* **Directions for this task**
Each record that follows should be repeated exactly, minus any images.

(Entries from a dataset of interfaces)
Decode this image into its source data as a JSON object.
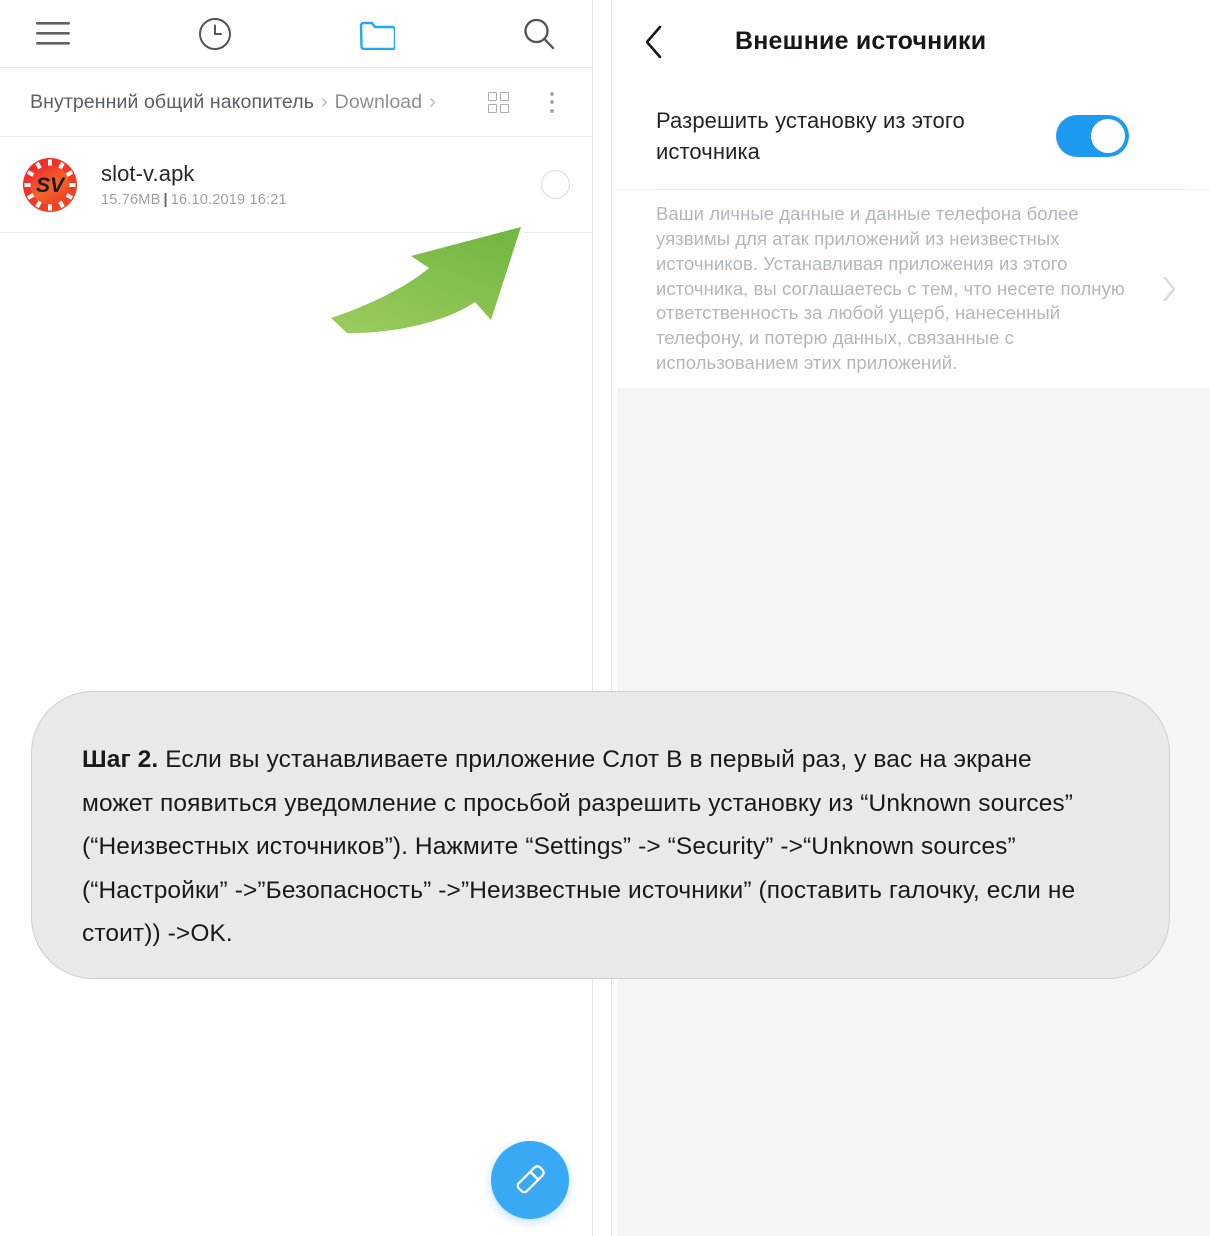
{
  "file_manager": {
    "toolbar": [
      {
        "name": "menu-icon",
        "label": "Меню"
      },
      {
        "name": "recent-icon",
        "label": "Недавние"
      },
      {
        "name": "folder-icon",
        "label": "Папки"
      },
      {
        "name": "search-icon",
        "label": "Поиск"
      }
    ],
    "breadcrumb": {
      "root": "Внутренний общий накопитель",
      "separator": "›",
      "folder": "Download",
      "grid_view_label": "Вид сеткой",
      "overflow_label": "Ещё"
    },
    "files": [
      {
        "name": "slot-v.apk",
        "size": "15.76MB",
        "divider": "|",
        "date": "16.10.2019 16:21",
        "icon_label": "SV",
        "selected": false
      }
    ],
    "fab": {
      "name": "cleanup-fab",
      "label": "Очистка"
    },
    "arrow": {
      "name": "green-arrow-annotation"
    }
  },
  "settings": {
    "back_label": "Назад",
    "title": "Внешние источники",
    "toggle": {
      "label": "Разрешить установку из этого источника",
      "state": "on",
      "color": "#1c9bf0"
    },
    "description": "Ваши личные данные и данные телефона более уязвимы для атак приложений из неизвестных источников. Устанавливая приложения из этого источника, вы соглашаетесь с тем, что несете полную ответственность за любой ущерб, нанесенный телефону, и потерю данных, связанные с использованием этих приложений.",
    "chevron_label": "Подробнее"
  },
  "callout": {
    "step_label": "Шаг 2.",
    "text": " Если вы устанавливаете приложение Слот В в первый раз, у вас на экране может появиться уведомление с просьбой разрешить установку из “Unknown sources” (“Неизвестных источников”). Нажмите “Settings” -> “Security” ->“Unknown sources” (“Настройки” ->”Безопасность” ->”Неизвестные источники” (поставить галочку, если не стоит)) ->OK."
  },
  "colors": {
    "accent_blue": "#1c9bf0",
    "fab_blue": "#3aa9f5",
    "arrow_green": "#8cc552",
    "callout_bg": "#e9e9e9",
    "panel_bg": "#f5f5f5"
  }
}
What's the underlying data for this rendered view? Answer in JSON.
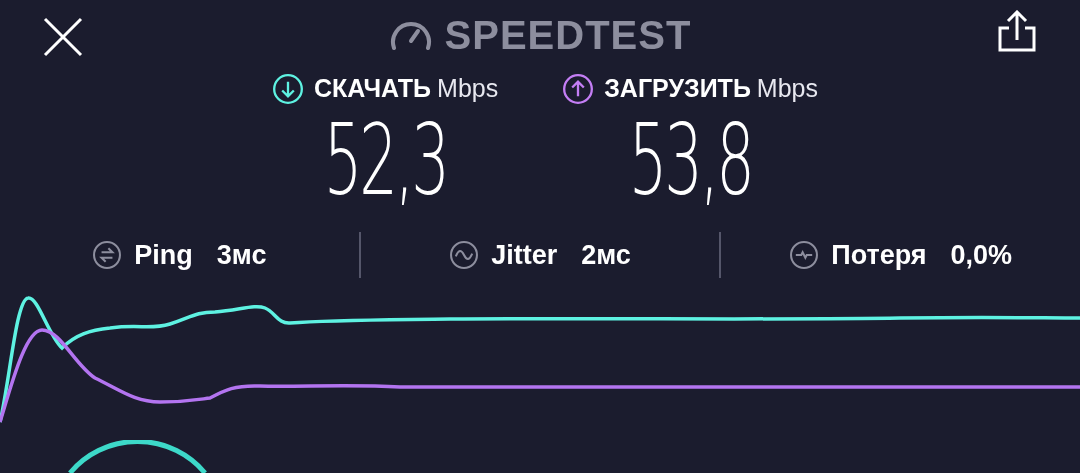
{
  "header": {
    "title": "SPEEDTEST"
  },
  "metrics": [
    {
      "kind": "download",
      "label": "СКАЧАТЬ",
      "unit": "Mbps",
      "value": "52,3"
    },
    {
      "kind": "upload",
      "label": "ЗАГРУЗИТЬ",
      "unit": "Mbps",
      "value": "53,8"
    }
  ],
  "stats": [
    {
      "kind": "ping",
      "label": "Ping",
      "value": "3мс"
    },
    {
      "kind": "jitter",
      "label": "Jitter",
      "value": "2мс"
    },
    {
      "kind": "loss",
      "label": "Потеря",
      "value": "0,0%"
    }
  ]
}
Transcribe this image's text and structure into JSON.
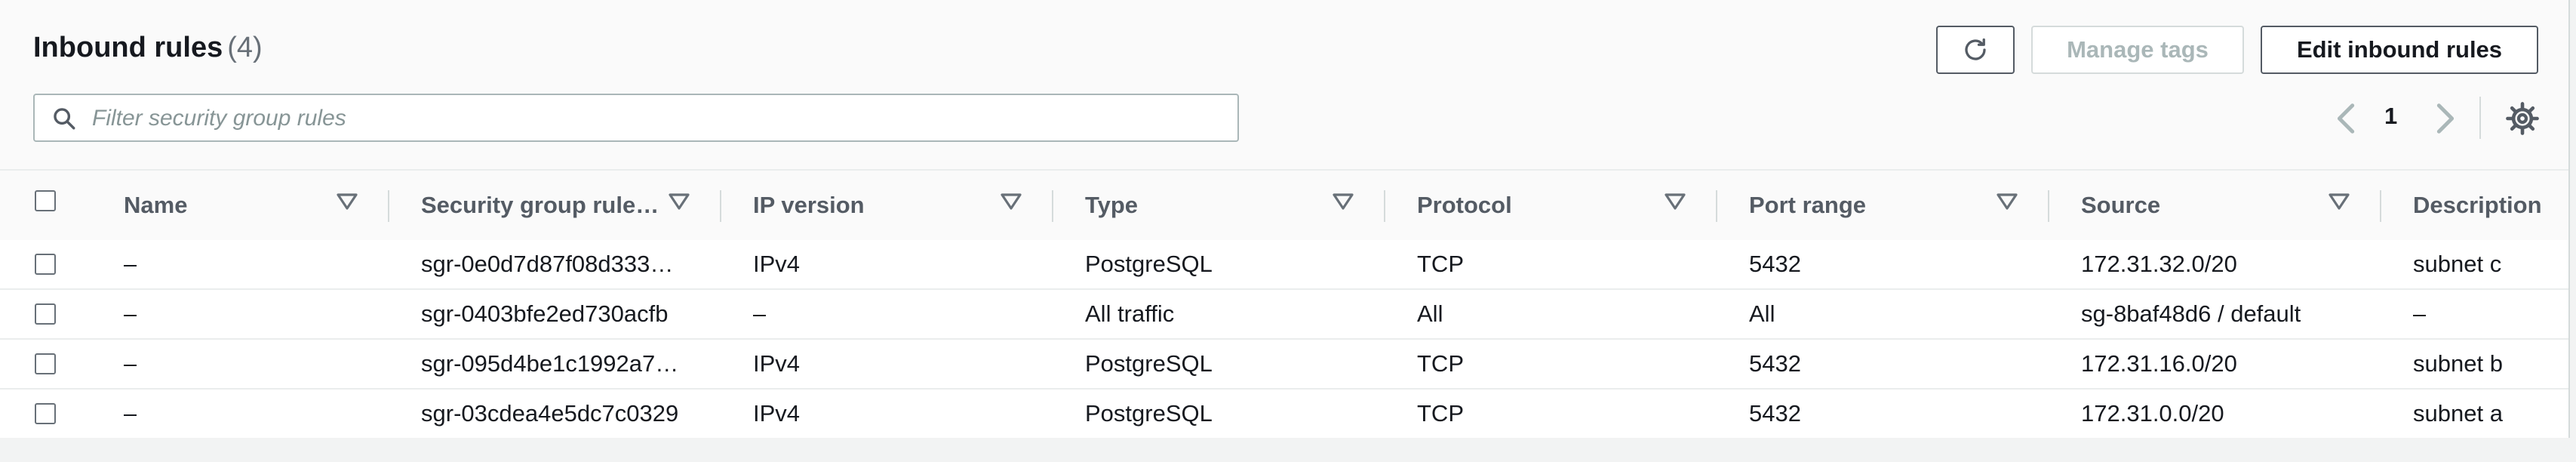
{
  "header": {
    "title": "Inbound rules",
    "count": "(4)",
    "refresh_icon": "refresh-icon",
    "manage_tags_label": "Manage tags",
    "edit_label": "Edit inbound rules"
  },
  "search": {
    "placeholder": "Filter security group rules",
    "value": "",
    "icon": "search-icon"
  },
  "pagination": {
    "current_page": "1",
    "prev_icon": "chevron-left-icon",
    "next_icon": "chevron-right-icon",
    "settings_icon": "gear-icon"
  },
  "table": {
    "columns": [
      "Name",
      "Security group rule…",
      "IP version",
      "Type",
      "Protocol",
      "Port range",
      "Source",
      "Description"
    ],
    "rows": [
      [
        "–",
        "sgr-0e0d7d87f08d333…",
        "IPv4",
        "PostgreSQL",
        "TCP",
        "5432",
        "172.31.32.0/20",
        "subnet c"
      ],
      [
        "–",
        "sgr-0403bfe2ed730acfb",
        "–",
        "All traffic",
        "All",
        "All",
        "sg-8baf48d6 / default",
        "–"
      ],
      [
        "–",
        "sgr-095d4be1c1992a7…",
        "IPv4",
        "PostgreSQL",
        "TCP",
        "5432",
        "172.31.16.0/20",
        "subnet b"
      ],
      [
        "–",
        "sgr-03cdea4e5dc7c0329",
        "IPv4",
        "PostgreSQL",
        "TCP",
        "5432",
        "172.31.0.0/20",
        "subnet a"
      ]
    ]
  },
  "colors": {
    "primary_text": "#16191f",
    "secondary_text": "#545b64",
    "border": "#d5dbdb",
    "disabled": "#aab7b8"
  }
}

* **Response area**
Decode this image into its source data as a JSON object.
{
  "file_manager": {
    "toolbar": [
      {
        "name": "menu-icon",
        "label": "Меню"
      },
      {
        "name": "recent-icon",
        "label": "Недавние"
      },
      {
        "name": "folder-icon",
        "label": "Папки"
      },
      {
        "name": "search-icon",
        "label": "Поиск"
      }
    ],
    "breadcrumb": {
      "root": "Внутренний общий накопитель",
      "separator": "›",
      "folder": "Download",
      "grid_view_label": "Вид сеткой",
      "overflow_label": "Ещё"
    },
    "files": [
      {
        "name": "slot-v.apk",
        "size": "15.76MB",
        "divider": "|",
        "date": "16.10.2019 16:21",
        "icon_label": "SV",
        "selected": false
      }
    ],
    "fab": {
      "name": "cleanup-fab",
      "label": "Очистка"
    },
    "arrow": {
      "name": "green-arrow-annotation"
    }
  },
  "settings": {
    "back_label": "Назад",
    "title": "Внешние источники",
    "toggle": {
      "label": "Разрешить установку из этого источника",
      "state": "on",
      "color": "#1c9bf0"
    },
    "description": "Ваши личные данные и данные телефона более уязвимы для атак приложений из неизвестных источников. Устанавливая приложения из этого источника, вы соглашаетесь с тем, что несете полную ответственность за любой ущерб, нанесенный телефону, и потерю данных, связанные с использованием этих приложений.",
    "chevron_label": "Подробнее"
  },
  "callout": {
    "step_label": "Шаг 2.",
    "text": " Если вы устанавливаете приложение Слот В в первый раз, у вас на экране может появиться уведомление с просьбой разрешить установку из “Unknown sources” (“Неизвестных источников”). Нажмите “Settings” -> “Security” ->“Unknown sources” (“Настройки” ->”Безопасность” ->”Неизвестные источники” (поставить галочку, если не стоит)) ->OK."
  },
  "colors": {
    "accent_blue": "#1c9bf0",
    "fab_blue": "#3aa9f5",
    "arrow_green": "#8cc552",
    "callout_bg": "#e9e9e9",
    "panel_bg": "#f5f5f5"
  }
}
What's the underlying data for this rendered view? Answer in JSON.
{
  "header": {
    "title": "SPEEDTEST"
  },
  "metrics": [
    {
      "kind": "download",
      "label": "СКАЧАТЬ",
      "unit": "Mbps",
      "value": "52,3"
    },
    {
      "kind": "upload",
      "label": "ЗАГРУЗИТЬ",
      "unit": "Mbps",
      "value": "53,8"
    }
  ],
  "stats": [
    {
      "kind": "ping",
      "label": "Ping",
      "value": "3мс"
    },
    {
      "kind": "jitter",
      "label": "Jitter",
      "value": "2мс"
    },
    {
      "kind": "loss",
      "label": "Потеря",
      "value": "0,0%"
    }
  ]
}
Transcribe this image's text and structure into JSON.
{
  "header": {
    "title": "Inbound rules",
    "count": "(4)",
    "refresh_icon": "refresh-icon",
    "manage_tags_label": "Manage tags",
    "edit_label": "Edit inbound rules"
  },
  "search": {
    "placeholder": "Filter security group rules",
    "value": "",
    "icon": "search-icon"
  },
  "pagination": {
    "current_page": "1",
    "prev_icon": "chevron-left-icon",
    "next_icon": "chevron-right-icon",
    "settings_icon": "gear-icon"
  },
  "table": {
    "columns": [
      "Name",
      "Security group rule…",
      "IP version",
      "Type",
      "Protocol",
      "Port range",
      "Source",
      "Description"
    ],
    "rows": [
      [
        "–",
        "sgr-0e0d7d87f08d333…",
        "IPv4",
        "PostgreSQL",
        "TCP",
        "5432",
        "172.31.32.0/20",
        "subnet c"
      ],
      [
        "–",
        "sgr-0403bfe2ed730acfb",
        "–",
        "All traffic",
        "All",
        "All",
        "sg-8baf48d6 / default",
        "–"
      ],
      [
        "–",
        "sgr-095d4be1c1992a7…",
        "IPv4",
        "PostgreSQL",
        "TCP",
        "5432",
        "172.31.16.0/20",
        "subnet b"
      ],
      [
        "–",
        "sgr-03cdea4e5dc7c0329",
        "IPv4",
        "PostgreSQL",
        "TCP",
        "5432",
        "172.31.0.0/20",
        "subnet a"
      ]
    ]
  },
  "colors": {
    "primary_text": "#16191f",
    "secondary_text": "#545b64",
    "border": "#d5dbdb",
    "disabled": "#aab7b8"
  }
}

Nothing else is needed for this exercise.